DURHAM, N.C. -- A multi-institutional consortium including Duke University has created startlingly crisp 3-D microscopic views of tiny mouse brains -- unveiled layer by layer -- by extending the capabilities of conventional magnetic resonance imaging.
"These images can be more than 100,000 times higher resolution than a clinical MRI scan," said G. Allan Johnson, Duke's Charles E. Putman Distinguished Professor of radiology and professor of biomedical engineering and physics. He is first author of a report describing the innovations set for publication in the research journal NeuroImage. View it online at http://tinyurl.com/2upj7n.

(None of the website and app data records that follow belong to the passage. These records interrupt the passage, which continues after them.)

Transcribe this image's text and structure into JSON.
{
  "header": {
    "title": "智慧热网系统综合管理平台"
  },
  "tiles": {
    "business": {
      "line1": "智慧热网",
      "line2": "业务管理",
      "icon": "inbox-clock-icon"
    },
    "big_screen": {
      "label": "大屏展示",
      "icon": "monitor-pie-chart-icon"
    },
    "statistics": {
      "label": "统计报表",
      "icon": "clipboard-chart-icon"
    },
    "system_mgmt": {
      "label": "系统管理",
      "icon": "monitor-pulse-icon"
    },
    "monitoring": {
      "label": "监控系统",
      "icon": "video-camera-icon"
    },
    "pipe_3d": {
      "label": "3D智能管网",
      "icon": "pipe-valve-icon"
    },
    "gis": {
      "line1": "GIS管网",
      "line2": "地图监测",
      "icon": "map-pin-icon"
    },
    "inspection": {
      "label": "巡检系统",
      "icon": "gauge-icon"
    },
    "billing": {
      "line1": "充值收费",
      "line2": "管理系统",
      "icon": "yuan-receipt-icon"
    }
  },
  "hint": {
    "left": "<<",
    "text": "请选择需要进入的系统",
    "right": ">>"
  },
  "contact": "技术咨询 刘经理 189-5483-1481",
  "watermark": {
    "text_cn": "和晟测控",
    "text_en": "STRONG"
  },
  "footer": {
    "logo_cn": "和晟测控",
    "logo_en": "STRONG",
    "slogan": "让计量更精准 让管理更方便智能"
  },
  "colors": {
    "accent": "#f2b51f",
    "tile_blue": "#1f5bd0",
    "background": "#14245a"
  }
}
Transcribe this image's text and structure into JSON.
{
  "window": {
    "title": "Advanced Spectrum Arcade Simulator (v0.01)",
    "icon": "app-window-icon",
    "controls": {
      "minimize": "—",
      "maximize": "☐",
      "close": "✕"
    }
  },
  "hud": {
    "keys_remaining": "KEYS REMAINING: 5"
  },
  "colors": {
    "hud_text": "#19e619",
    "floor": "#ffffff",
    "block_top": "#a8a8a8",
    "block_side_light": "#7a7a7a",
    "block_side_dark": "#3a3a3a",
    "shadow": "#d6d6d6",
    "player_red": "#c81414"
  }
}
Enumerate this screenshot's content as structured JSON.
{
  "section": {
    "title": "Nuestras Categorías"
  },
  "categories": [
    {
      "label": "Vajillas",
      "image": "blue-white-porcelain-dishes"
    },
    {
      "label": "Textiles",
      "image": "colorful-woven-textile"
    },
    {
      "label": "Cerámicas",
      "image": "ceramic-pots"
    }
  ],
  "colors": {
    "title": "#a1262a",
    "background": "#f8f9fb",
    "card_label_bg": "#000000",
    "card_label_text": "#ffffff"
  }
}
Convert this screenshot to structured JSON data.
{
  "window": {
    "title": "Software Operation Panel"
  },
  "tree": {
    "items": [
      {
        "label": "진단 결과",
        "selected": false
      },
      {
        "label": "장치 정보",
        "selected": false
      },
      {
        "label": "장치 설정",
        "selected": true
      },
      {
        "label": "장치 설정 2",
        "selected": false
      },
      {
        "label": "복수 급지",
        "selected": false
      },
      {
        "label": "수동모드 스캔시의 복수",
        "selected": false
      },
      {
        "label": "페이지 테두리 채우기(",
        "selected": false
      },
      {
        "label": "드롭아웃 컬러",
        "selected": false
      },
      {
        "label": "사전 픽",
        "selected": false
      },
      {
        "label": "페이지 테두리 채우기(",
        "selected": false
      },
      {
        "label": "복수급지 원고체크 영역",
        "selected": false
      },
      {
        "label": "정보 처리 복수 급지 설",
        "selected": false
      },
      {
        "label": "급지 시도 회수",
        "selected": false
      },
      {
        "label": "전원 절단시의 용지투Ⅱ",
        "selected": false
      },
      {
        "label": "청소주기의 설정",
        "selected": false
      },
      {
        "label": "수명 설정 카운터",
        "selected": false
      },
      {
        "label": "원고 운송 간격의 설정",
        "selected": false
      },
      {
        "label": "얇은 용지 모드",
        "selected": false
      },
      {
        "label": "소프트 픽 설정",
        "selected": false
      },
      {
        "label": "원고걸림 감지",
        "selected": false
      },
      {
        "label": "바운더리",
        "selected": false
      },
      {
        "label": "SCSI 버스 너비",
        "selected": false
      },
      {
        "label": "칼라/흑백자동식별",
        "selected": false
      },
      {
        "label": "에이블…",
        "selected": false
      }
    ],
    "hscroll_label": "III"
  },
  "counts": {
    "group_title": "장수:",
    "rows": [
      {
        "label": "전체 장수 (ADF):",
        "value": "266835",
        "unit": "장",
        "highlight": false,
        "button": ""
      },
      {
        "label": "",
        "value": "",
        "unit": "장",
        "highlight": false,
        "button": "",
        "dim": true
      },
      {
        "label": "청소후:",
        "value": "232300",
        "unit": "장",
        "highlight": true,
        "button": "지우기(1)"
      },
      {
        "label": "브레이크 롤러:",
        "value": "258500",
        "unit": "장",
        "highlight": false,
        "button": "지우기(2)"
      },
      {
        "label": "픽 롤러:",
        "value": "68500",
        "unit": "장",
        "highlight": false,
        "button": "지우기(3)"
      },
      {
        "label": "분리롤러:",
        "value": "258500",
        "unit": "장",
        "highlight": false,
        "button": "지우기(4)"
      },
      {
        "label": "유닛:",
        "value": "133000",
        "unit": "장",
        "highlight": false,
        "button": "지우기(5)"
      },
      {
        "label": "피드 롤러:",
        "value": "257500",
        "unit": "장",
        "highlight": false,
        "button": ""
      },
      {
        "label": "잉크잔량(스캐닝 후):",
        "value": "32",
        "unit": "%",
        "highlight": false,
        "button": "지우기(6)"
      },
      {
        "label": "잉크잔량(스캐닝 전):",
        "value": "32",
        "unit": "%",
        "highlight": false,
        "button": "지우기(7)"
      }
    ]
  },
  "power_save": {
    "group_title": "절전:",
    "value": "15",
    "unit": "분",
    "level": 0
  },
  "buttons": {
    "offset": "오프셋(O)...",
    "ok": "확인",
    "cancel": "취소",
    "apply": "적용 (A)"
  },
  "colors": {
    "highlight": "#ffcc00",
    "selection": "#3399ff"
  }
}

Images on the website for Duke's Center for In Vivo Microscopy http://www.civm.duhs.duke.edu/, which Johnson directs, reveal examples of these innovations in action. In one video two different mouse brains -- one from a normal animal and the other from a rodent missing a gene linked to mental abnormalities -- seem to assemble themselves before the viewer's eyes, structure by structure.
Watch the video with Johnson at http://realmedia.oit.duke.edu/ramgen/news/brain_imaging.rm (RealMedia) or http://quicktime.oit.duke.edu/news/brain_imaging.mov (Quicktime).
After building up like time-lapse photos of opening flowers, the side-by-side brain images begin revolving as overlying tissues dissolve into computer-rendered transparency. What remains visible, seemingly floating over the bases of the animals' skulls, are two color-coded brain structures -- the ventricles and hippocampus -- showing different volumes resulting from specific genetic differences.
Under funding from the National Center for Research Resources, the new imaging technologies are being developed and shar
Contact: Monte Basgall